gbgm: Decreasing stress and fear in labor is so integral to labor progress. What are some poses women can practice to use at home for comfort and to decrease fear during the latent, or early, phase of labor?
M: During our Prenatal yoga classes I work in some poses like hip circles, seated with the bottoms of the feet together, or circling on the forearms and knees, or standing at the wall, while adding low soft sounds: “sssss”, “mmmmmm”, “ahhhhh”, “ooooo”. Low sounds are really effect for drawing out the breath. Low sounds also relax the pelvic floor muscles. We create an awareness of how many breath cycles we have holding a pose for 1 minute (approx. length of a contraction). The fewer breaths per minute, i.e. the deeper the breath, the greater the endurance in a yoga practice and the higher the pain threshold during Labor & Delivery. The deep breath can bring on the “relaxation response” rather than “fight or flight response” of the autonomic nervous system. So even if one is feeling fear or discomfort, consciously deepening the breath can bring on endorphins, or feel-good hormones, and oxytocin, which increase the pain threshold and drives the labor, rather than stress hormones which can cause a labor to stall. We hold endurance poses like chair pose at the wall for a minute, inviting students to close their eyes, and try the low sounds to see if it helps them hold the pose longer. Movement and sound are very helpful during labor, at home and in the hospital. We also practice closing the eyes in certain poses, getting the bearing from inside rather than the walls that surround them---this is really helpful in the unfamiliar setting of the hospital, allowing them to stay in the flow of their breath and and the blue print their body has for bringing new life into the world.
gbgm: Being a new mom can be very stressful. How can practicing Baby&Me yoga help decrease stress and refuel your tank?
M: I encourage the new moms (and sometimes dads attend too!) to remember to take something back for themselves everyday, so that they have that much more to give to their babies and families. During Baby & Me Yoga we have two rows of mats for the moms, and we place the babies on yoga blankets in front of the mats down the center. Itell the moms that it’s OK if their babies make sounds; they can take a break from the yoga if they need to feed or change their baby. We start with the transverse pulse, lifting the PF, 30 pulses in order to tap into the connection between PF and abs. Then we do some abdominal exercises, and I check new moms for diastasis recti. After that we start flowing letting the babies watch their mom do yoga and the other babies. I ask the moms to focus on deepening their breath, and hearing their breath (ujjiyi breath) so both they and their babies can step into the flow of the breath.
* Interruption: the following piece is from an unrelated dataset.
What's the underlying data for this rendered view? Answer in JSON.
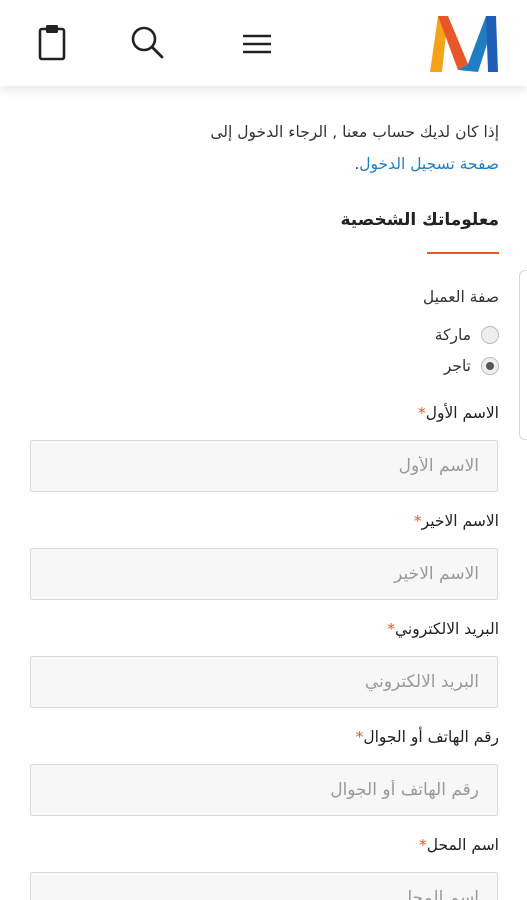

I also suggest that they take this breath off the mat and do it when they feed or hold their babies. We do some baby Yoga, massage and songs when the babies get restless. Then wefinish with the moms doing some floor work, often while they feed their babies, then onto their backs on a bolster for a restorative pose before they go back out to the rest of their day. A lot of the moms tell me they’ve bought a yoga bolster to do this at home when their baby naps...